[RAW DATA — start]

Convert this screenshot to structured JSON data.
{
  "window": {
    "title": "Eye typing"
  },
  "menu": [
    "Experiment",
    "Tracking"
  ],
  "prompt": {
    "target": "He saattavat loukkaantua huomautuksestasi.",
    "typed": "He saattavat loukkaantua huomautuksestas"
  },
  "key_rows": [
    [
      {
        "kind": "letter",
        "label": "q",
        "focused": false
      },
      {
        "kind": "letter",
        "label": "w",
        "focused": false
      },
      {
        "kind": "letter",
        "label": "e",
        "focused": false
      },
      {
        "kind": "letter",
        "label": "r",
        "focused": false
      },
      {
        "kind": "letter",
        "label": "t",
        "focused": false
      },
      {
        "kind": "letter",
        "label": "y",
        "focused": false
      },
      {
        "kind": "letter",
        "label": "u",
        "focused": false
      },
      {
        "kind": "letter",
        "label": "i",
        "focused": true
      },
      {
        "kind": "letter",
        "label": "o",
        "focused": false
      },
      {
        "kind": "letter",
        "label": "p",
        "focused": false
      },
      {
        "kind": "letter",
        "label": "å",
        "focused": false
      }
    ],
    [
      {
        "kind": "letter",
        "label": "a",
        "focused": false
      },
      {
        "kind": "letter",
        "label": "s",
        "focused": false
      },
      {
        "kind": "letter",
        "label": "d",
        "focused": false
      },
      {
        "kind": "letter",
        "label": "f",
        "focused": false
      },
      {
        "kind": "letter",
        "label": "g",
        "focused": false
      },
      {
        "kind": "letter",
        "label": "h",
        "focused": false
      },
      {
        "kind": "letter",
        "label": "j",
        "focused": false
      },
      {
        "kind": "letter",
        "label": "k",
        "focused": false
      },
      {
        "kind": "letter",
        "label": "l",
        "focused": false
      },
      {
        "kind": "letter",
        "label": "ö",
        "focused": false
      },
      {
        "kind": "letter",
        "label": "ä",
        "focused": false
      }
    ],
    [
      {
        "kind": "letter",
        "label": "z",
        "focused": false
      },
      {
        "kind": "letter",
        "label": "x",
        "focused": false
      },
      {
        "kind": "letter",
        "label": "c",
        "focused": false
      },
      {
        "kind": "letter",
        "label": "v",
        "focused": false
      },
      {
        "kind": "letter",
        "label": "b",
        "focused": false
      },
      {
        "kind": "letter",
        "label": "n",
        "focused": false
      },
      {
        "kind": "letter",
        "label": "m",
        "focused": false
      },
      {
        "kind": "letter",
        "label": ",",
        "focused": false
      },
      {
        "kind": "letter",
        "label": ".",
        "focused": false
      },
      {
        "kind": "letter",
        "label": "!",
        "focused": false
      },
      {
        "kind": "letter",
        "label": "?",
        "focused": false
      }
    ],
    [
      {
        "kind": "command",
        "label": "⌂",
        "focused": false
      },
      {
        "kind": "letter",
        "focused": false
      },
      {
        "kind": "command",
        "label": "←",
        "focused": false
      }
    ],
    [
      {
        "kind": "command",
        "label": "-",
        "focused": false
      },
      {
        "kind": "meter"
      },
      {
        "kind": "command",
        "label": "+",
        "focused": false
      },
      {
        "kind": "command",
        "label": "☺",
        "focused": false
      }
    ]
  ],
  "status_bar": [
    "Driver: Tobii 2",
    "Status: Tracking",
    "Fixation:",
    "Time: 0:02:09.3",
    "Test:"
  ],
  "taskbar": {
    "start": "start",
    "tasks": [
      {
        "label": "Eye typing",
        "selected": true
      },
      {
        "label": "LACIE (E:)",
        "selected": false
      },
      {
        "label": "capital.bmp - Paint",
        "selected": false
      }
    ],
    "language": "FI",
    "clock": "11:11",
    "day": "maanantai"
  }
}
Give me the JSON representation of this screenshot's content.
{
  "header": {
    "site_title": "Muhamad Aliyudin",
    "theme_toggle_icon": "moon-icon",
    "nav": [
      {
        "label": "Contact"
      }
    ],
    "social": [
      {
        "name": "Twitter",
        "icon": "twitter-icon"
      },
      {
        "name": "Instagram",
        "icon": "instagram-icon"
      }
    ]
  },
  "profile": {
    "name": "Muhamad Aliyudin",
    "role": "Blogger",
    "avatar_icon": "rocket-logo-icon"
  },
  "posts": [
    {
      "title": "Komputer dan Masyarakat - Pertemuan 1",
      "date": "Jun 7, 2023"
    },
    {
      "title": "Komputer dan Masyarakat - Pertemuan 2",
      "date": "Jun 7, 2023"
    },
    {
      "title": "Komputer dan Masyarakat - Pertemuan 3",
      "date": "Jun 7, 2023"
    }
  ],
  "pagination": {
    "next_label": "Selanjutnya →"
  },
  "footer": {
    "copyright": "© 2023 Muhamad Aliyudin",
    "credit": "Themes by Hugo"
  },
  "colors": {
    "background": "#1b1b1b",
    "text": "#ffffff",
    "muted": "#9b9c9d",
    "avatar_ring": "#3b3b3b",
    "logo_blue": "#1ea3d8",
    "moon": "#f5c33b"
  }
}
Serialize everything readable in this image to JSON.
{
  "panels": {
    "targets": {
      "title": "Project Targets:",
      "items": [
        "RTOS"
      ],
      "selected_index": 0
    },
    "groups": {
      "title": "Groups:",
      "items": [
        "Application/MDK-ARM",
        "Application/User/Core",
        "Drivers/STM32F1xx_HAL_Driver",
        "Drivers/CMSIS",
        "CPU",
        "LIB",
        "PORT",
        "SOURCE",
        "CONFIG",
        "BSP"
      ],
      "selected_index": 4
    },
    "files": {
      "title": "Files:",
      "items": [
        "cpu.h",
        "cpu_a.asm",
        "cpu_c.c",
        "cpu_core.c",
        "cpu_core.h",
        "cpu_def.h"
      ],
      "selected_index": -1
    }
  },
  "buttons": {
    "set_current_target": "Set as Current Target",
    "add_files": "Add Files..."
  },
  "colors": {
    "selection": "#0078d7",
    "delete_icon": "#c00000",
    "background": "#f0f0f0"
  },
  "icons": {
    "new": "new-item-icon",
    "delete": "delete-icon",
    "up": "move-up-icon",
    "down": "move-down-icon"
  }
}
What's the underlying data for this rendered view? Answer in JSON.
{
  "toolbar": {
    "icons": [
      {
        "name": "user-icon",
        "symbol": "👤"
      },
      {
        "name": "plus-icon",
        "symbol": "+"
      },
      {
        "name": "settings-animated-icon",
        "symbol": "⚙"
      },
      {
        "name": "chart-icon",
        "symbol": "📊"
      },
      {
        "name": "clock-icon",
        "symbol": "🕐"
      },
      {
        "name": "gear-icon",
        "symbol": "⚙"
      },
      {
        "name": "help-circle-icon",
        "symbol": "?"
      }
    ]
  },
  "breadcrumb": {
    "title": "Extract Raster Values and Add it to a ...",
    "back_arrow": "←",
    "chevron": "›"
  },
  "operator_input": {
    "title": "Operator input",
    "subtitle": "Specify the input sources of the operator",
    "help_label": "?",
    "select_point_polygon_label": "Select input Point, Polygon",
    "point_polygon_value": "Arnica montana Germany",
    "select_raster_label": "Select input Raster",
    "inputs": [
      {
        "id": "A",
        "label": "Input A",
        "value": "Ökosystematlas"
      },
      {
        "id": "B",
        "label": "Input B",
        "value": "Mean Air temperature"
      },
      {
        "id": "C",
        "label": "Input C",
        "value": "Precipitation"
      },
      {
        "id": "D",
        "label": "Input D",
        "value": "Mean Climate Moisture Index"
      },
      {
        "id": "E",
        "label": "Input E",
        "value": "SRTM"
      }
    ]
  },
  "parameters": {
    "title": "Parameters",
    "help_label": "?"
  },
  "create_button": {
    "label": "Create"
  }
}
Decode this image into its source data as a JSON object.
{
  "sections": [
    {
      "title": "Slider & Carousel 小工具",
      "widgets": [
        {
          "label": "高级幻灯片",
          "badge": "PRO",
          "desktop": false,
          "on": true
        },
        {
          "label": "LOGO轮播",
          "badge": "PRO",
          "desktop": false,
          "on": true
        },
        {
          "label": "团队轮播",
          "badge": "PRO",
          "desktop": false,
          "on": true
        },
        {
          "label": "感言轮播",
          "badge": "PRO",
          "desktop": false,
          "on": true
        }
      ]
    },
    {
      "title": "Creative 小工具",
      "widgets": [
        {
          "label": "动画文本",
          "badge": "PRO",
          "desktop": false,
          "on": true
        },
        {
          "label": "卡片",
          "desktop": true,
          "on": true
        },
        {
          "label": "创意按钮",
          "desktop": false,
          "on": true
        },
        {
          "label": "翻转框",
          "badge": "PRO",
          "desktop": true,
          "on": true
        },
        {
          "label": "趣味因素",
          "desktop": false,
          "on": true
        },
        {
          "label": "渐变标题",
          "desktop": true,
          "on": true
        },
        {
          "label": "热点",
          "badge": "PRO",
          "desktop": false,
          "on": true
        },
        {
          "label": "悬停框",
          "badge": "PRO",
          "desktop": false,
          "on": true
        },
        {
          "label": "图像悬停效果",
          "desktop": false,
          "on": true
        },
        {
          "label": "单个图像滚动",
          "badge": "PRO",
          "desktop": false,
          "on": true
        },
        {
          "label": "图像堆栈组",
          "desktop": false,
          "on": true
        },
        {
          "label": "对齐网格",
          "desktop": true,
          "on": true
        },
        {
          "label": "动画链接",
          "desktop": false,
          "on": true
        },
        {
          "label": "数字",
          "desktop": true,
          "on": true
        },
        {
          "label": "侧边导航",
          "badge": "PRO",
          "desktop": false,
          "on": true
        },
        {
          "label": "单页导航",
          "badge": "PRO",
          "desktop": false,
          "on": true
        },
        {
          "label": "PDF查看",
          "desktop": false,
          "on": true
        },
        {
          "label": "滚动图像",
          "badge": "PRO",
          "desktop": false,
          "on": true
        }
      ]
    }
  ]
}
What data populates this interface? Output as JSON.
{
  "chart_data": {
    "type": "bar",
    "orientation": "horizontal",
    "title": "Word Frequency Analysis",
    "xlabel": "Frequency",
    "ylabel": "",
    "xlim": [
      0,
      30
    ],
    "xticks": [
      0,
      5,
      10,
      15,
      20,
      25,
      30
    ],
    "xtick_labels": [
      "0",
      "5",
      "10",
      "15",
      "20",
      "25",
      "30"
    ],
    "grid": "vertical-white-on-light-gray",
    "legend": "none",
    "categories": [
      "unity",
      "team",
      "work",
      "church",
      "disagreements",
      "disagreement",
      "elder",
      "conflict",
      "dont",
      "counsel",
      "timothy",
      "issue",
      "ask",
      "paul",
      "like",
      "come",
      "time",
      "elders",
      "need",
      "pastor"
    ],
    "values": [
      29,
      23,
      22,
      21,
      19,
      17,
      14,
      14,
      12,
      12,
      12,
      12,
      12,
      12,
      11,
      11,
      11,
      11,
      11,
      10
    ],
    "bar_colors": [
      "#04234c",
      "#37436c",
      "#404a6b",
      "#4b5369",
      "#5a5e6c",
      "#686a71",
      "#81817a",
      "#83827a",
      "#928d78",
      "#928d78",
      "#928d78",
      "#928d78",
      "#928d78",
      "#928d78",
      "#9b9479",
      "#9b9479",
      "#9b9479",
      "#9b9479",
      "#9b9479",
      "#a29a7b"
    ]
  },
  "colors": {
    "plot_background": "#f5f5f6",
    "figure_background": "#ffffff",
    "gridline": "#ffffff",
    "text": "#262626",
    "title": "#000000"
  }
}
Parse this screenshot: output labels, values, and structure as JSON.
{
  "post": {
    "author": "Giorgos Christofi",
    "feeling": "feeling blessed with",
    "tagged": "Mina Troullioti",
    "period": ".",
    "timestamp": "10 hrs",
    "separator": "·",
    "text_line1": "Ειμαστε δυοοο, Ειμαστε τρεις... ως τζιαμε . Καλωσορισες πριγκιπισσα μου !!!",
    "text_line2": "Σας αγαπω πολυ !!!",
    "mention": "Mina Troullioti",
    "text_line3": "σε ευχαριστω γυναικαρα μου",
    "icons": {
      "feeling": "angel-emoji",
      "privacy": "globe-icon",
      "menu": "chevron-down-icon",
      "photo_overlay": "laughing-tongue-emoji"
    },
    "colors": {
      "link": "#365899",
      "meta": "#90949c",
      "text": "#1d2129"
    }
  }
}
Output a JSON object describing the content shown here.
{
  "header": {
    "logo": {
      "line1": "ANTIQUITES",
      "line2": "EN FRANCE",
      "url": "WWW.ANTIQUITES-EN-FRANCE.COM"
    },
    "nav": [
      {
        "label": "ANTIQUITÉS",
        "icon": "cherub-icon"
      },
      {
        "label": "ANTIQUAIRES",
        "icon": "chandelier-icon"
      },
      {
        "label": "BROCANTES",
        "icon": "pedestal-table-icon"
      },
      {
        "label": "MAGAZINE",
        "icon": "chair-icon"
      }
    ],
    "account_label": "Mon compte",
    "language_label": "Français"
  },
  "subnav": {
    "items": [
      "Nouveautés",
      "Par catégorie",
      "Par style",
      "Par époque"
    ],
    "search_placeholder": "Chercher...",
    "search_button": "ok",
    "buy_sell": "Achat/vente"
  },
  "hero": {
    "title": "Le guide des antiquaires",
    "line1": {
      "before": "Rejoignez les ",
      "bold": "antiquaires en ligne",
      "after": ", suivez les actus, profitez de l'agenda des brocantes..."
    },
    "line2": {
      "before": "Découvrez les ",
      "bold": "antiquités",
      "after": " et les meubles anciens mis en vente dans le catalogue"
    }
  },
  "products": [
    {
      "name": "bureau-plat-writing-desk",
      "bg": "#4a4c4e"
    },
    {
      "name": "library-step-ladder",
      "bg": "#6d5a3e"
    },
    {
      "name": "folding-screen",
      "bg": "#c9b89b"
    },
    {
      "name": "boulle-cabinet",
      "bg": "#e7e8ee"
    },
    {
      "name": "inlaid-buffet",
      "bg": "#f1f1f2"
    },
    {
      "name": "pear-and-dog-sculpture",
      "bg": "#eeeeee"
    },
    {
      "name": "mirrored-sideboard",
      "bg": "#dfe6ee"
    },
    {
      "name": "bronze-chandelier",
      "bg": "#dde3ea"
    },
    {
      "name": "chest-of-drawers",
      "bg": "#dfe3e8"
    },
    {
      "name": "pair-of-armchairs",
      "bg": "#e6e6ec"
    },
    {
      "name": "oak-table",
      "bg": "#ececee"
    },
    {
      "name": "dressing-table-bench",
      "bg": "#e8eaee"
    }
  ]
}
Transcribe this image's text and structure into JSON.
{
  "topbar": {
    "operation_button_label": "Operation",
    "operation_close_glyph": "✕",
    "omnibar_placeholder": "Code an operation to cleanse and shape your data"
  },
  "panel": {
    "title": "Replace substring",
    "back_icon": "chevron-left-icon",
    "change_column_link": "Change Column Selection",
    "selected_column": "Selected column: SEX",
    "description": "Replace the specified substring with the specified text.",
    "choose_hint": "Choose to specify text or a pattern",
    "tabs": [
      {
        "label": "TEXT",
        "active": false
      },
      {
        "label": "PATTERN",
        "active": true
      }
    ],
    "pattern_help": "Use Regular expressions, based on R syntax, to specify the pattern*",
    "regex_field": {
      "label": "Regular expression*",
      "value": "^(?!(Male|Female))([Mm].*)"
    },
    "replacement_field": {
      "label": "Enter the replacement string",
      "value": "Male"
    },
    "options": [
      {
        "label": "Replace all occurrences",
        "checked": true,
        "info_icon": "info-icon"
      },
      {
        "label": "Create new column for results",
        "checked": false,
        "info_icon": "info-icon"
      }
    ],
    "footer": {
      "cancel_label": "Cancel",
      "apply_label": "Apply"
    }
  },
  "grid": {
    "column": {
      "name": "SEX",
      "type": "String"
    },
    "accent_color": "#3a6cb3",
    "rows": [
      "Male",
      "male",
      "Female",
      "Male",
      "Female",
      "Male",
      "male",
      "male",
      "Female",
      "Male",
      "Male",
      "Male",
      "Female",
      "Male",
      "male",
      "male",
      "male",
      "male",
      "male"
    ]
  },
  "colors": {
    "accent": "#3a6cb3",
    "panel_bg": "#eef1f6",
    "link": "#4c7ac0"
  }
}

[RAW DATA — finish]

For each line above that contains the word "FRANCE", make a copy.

### SOLUTION TO THIS TASK
      "line2": "EN FRANCE",
      "url": "WWW.ANTIQUITES-EN-FRANCE.COM"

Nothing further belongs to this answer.